EXERCISE OBJECTIVE
An exact copy of every record is the required answer.

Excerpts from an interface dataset

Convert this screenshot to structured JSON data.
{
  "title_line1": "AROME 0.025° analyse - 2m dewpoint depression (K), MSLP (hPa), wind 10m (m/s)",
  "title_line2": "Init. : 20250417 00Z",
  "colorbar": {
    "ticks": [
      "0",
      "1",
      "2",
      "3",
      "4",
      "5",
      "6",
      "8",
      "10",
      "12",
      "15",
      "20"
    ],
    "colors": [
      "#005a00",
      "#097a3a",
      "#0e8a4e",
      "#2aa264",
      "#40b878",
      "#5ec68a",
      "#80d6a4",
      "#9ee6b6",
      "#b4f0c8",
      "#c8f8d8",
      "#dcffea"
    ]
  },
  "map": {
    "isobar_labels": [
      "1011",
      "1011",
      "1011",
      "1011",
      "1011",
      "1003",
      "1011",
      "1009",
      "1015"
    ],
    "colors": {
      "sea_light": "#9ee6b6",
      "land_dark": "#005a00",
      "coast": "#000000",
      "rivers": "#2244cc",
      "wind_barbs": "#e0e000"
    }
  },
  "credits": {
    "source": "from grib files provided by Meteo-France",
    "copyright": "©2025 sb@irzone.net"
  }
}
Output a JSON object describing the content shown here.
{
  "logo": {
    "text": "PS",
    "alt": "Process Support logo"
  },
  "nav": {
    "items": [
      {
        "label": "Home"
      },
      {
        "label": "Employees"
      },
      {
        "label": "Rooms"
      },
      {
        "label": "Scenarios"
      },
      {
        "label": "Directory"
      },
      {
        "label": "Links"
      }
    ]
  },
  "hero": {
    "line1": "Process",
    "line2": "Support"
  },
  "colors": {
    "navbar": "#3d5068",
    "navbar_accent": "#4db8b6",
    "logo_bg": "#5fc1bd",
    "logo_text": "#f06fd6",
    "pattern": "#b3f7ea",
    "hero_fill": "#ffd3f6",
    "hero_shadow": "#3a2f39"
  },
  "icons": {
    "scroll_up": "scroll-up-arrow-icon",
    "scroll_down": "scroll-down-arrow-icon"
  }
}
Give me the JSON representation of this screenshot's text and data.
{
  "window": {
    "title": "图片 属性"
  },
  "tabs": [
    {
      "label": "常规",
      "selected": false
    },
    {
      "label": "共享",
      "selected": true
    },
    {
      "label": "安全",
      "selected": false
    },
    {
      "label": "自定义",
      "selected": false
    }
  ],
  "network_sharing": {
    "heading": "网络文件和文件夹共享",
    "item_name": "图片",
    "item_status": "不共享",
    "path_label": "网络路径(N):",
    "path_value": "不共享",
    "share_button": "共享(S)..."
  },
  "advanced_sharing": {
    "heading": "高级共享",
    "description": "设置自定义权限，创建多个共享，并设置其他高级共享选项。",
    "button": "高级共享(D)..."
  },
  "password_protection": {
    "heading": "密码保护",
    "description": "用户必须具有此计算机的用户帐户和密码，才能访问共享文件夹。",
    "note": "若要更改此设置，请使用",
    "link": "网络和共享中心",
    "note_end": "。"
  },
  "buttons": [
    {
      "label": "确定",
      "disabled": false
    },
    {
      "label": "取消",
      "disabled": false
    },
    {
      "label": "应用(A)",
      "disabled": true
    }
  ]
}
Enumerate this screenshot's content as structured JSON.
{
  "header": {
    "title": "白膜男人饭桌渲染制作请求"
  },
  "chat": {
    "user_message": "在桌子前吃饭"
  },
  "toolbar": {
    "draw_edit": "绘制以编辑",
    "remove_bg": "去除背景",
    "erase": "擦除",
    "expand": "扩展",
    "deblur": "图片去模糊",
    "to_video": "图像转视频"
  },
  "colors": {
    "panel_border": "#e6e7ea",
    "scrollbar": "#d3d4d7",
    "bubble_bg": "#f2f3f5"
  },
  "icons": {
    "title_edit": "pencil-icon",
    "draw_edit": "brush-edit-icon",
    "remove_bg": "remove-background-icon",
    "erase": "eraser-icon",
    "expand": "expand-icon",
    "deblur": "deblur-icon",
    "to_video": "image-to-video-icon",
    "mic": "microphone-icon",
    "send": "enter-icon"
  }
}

RESULT OF THIS TASK
Convert this screenshot to structured JSON data.
{
  "title_line1": "AROME 0.025° analyse - 2m dewpoint depression (K), MSLP (hPa), wind 10m (m/s)",
  "title_line2": "Init. : 20250417 00Z",
  "colorbar": {
    "ticks": [
      "0",
      "1",
      "2",
      "3",
      "4",
      "5",
      "6",
      "8",
      "10",
      "12",
      "15",
      "20"
    ],
    "colors": [
      "#005a00",
      "#097a3a",
      "#0e8a4e",
      "#2aa264",
      "#40b878",
      "#5ec68a",
      "#80d6a4",
      "#9ee6b6",
      "#b4f0c8",
      "#c8f8d8",
      "#dcffea"
    ]
  },
  "map": {
    "isobar_labels": [
      "1011",
      "1011",
      "1011",
      "1011",
      "1011",
      "1003",
      "1011",
      "1009",
      "1015"
    ],
    "colors": {
      "sea_light": "#9ee6b6",
      "land_dark": "#005a00",
      "coast": "#000000",
      "rivers": "#2244cc",
      "wind_barbs": "#e0e000"
    }
  },
  "credits": {
    "source": "from grib files provided by Meteo-France",
    "copyright": "©2025 sb@irzone.net"
  }
}
Output a JSON object describing the content shown here.
{
  "logo": {
    "text": "PS",
    "alt": "Process Support logo"
  },
  "nav": {
    "items": [
      {
        "label": "Home"
      },
      {
        "label": "Employees"
      },
      {
        "label": "Rooms"
      },
      {
        "label": "Scenarios"
      },
      {
        "label": "Directory"
      },
      {
        "label": "Links"
      }
    ]
  },
  "hero": {
    "line1": "Process",
    "line2": "Support"
  },
  "colors": {
    "navbar": "#3d5068",
    "navbar_accent": "#4db8b6",
    "logo_bg": "#5fc1bd",
    "logo_text": "#f06fd6",
    "pattern": "#b3f7ea",
    "hero_fill": "#ffd3f6",
    "hero_shadow": "#3a2f39"
  },
  "icons": {
    "scroll_up": "scroll-up-arrow-icon",
    "scroll_down": "scroll-down-arrow-icon"
  }
}
Give me the JSON representation of this screenshot's text and data.
{
  "window": {
    "title": "图片 属性"
  },
  "tabs": [
    {
      "label": "常规",
      "selected": false
    },
    {
      "label": "共享",
      "selected": true
    },
    {
      "label": "安全",
      "selected": false
    },
    {
      "label": "自定义",
      "selected": false
    }
  ],
  "network_sharing": {
    "heading": "网络文件和文件夹共享",
    "item_name": "图片",
    "item_status": "不共享",
    "path_label": "网络路径(N):",
    "path_value": "不共享",
    "share_button": "共享(S)..."
  },
  "advanced_sharing": {
    "heading": "高级共享",
    "description": "设置自定义权限，创建多个共享，并设置其他高级共享选项。",
    "button": "高级共享(D)..."
  },
  "password_protection": {
    "heading": "密码保护",
    "description": "用户必须具有此计算机的用户帐户和密码，才能访问共享文件夹。",
    "note": "若要更改此设置，请使用",
    "link": "网络和共享中心",
    "note_end": "。"
  },
  "buttons": [
    {
      "label": "确定",
      "disabled": false
    },
    {
      "label": "取消",
      "disabled": false
    },
    {
      "label": "应用(A)",
      "disabled": true
    }
  ]
}
Enumerate this screenshot's content as structured JSON.
{
  "header": {
    "title": "白膜男人饭桌渲染制作请求"
  },
  "chat": {
    "user_message": "在桌子前吃饭"
  },
  "toolbar": {
    "draw_edit": "绘制以编辑",
    "remove_bg": "去除背景",
    "erase": "擦除",
    "expand": "扩展",
    "deblur": "图片去模糊",
    "to_video": "图像转视频"
  },
  "colors": {
    "panel_border": "#e6e7ea",
    "scrollbar": "#d3d4d7",
    "bubble_bg": "#f2f3f5"
  },
  "icons": {
    "title_edit": "pencil-icon",
    "draw_edit": "brush-edit-icon",
    "remove_bg": "remove-background-icon",
    "erase": "eraser-icon",
    "expand": "expand-icon",
    "deblur": "deblur-icon",
    "to_video": "image-to-video-icon",
    "mic": "microphone-icon",
    "send": "enter-icon"
  }
}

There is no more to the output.